Berkley, D-Nev., who has served in the House of Representatives from Congressional District 1 in Southern Nevada since 1999, delivered her remarks in the Assembly in front of lawmakers, Gov. Brian Sandoval and the other constitutional officers, and the members of the Nevada Supreme Court.
Berkley’s visit to the Legislative Building comes just days after her announcement that she will run for the Senate seat being vacated by John Ensign, R-Nev. Berkley will likely be facing fellow Rep. Dean Heller, R-Nev., in the 2012 race.
The upcoming Senate race did not come up in her remarks, which focused on how to get Nevadans back to work.
- Education is a key to this effort, Berkley said.
“Businesses coming to Nevada need and want a well educated and well-trained workforce, and they are not going to come here if we don’t deliver that,” she said.
In perhaps her most pointed remarks, Berkley acknowledged the sometimes acrimonious and partisan debate in the Assembly on Tuesday regarding Sandoval’s public education budget, saying “in my mind, gutting our education system is short-changing our children.”
Berkley said she was not leveling any criticism at the hard work of lawmakers in addressing public education funding in a time of scarce resources, but that failing to fund education is undermining Nevada’s ability to diversify its economy.
She also talked about the need to restore the country’s infrastructure as one way to create jobs, and the opportunities available in Nevada to develop alternative energy sources, which would not only provide economic benefits to the state but would help wean the country off its dependence on foreign oil as well.
“Energy independence in my mind is a national security imperative,” Berkley said. “It is incomprehensible to me that a superpower like the United States of America is so dependent on the Saudis and the Venezuelans and the Nigerians to have our energy needs met. These countries are not our friends.”
Berkley also said there is an effort under way in Washington, DC, to re-initiate the development of Yucca Mountain as a nuclear waste dump, which she said is unnecessary because of the ability to store the waste safely at the nuclear reactor sites. It is time to close the door on Yucca Mountain as a waste site, which would also save $100 billion in development costs, she said.
Berkley spoke out against a Republican proposal in Congress to replace Medicare with a voucher program, saying it would cost seniors, many of whom rely on social security to live, $6,000 in out-of-pocket health care costs.

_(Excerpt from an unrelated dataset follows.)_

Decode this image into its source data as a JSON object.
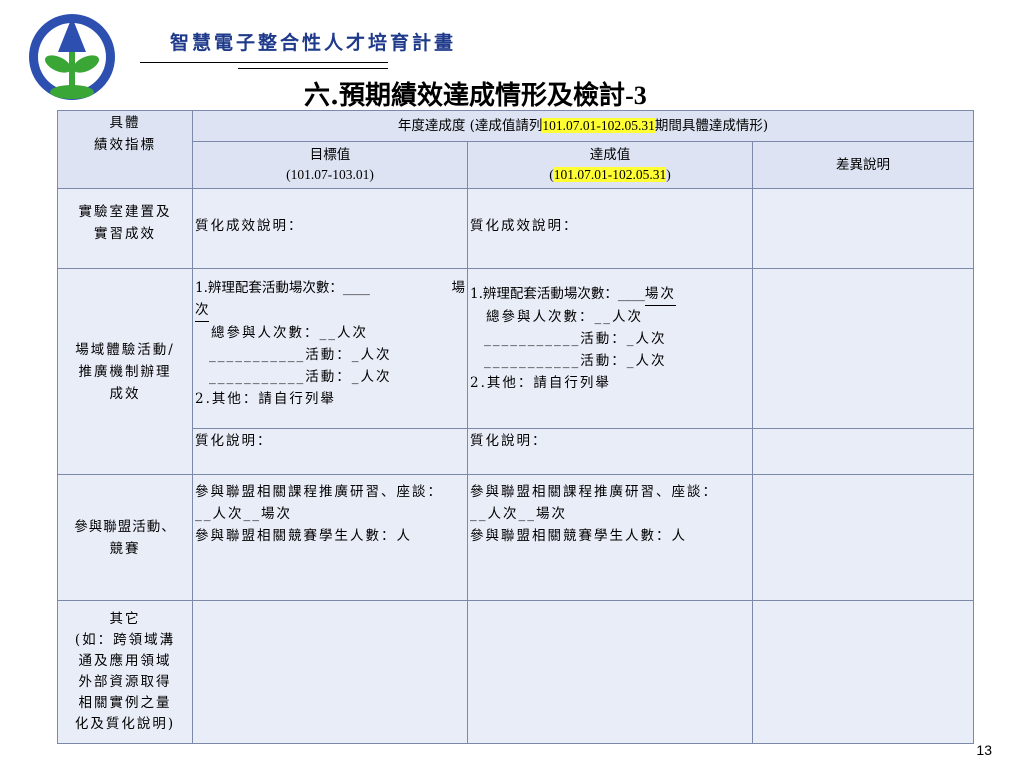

In a brief meeting with the media after her remarks, she did say her race against Heller will present Nevada voters with a clear choice on policy issues including Medicare and Social Security.
The number one issue will be jobs, and Berkley said her position “is the correct one to move this nation and this state into the future.”